Work request: In the records that follow, count the lines where the string "destructive" appears, and give the count with nothing added.
======== Records provided
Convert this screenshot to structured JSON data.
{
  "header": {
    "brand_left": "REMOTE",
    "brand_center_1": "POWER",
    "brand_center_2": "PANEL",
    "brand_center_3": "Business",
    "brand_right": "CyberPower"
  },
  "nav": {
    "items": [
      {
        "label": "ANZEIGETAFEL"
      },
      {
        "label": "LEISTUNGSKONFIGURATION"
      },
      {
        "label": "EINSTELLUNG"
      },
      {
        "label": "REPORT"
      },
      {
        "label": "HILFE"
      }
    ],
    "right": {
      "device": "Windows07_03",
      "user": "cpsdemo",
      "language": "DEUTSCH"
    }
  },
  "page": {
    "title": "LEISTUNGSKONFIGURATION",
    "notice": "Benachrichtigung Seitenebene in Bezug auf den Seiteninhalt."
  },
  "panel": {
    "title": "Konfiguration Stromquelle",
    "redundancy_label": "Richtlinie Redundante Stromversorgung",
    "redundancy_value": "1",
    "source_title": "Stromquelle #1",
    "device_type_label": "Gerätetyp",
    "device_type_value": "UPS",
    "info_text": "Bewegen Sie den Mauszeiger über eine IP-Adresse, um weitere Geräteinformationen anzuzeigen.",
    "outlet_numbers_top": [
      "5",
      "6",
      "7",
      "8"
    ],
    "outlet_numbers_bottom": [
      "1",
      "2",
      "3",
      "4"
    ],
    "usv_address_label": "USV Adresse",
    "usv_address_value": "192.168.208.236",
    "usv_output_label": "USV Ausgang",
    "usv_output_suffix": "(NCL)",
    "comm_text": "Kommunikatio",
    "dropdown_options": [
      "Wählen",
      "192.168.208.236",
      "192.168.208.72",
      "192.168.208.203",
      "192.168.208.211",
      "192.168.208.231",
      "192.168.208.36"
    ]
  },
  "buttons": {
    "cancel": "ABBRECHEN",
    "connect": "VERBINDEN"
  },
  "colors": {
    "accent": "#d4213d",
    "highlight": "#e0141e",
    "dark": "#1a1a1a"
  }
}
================
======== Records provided
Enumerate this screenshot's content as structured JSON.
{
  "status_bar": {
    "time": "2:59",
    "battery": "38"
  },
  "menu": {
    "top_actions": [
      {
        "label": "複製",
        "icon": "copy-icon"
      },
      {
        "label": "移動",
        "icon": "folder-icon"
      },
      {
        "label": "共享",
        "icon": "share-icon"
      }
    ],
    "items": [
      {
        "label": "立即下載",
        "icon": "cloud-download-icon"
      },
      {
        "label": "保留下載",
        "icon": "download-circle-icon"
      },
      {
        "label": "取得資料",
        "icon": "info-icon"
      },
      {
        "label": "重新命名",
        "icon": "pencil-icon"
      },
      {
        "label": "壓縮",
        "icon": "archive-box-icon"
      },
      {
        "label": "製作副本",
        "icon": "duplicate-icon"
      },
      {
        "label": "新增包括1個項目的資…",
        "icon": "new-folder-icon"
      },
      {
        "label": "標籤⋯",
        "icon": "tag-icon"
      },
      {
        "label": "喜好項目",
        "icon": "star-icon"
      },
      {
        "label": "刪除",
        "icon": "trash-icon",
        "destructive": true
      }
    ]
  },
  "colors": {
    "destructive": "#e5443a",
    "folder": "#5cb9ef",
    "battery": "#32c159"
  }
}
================
Exercise response: 2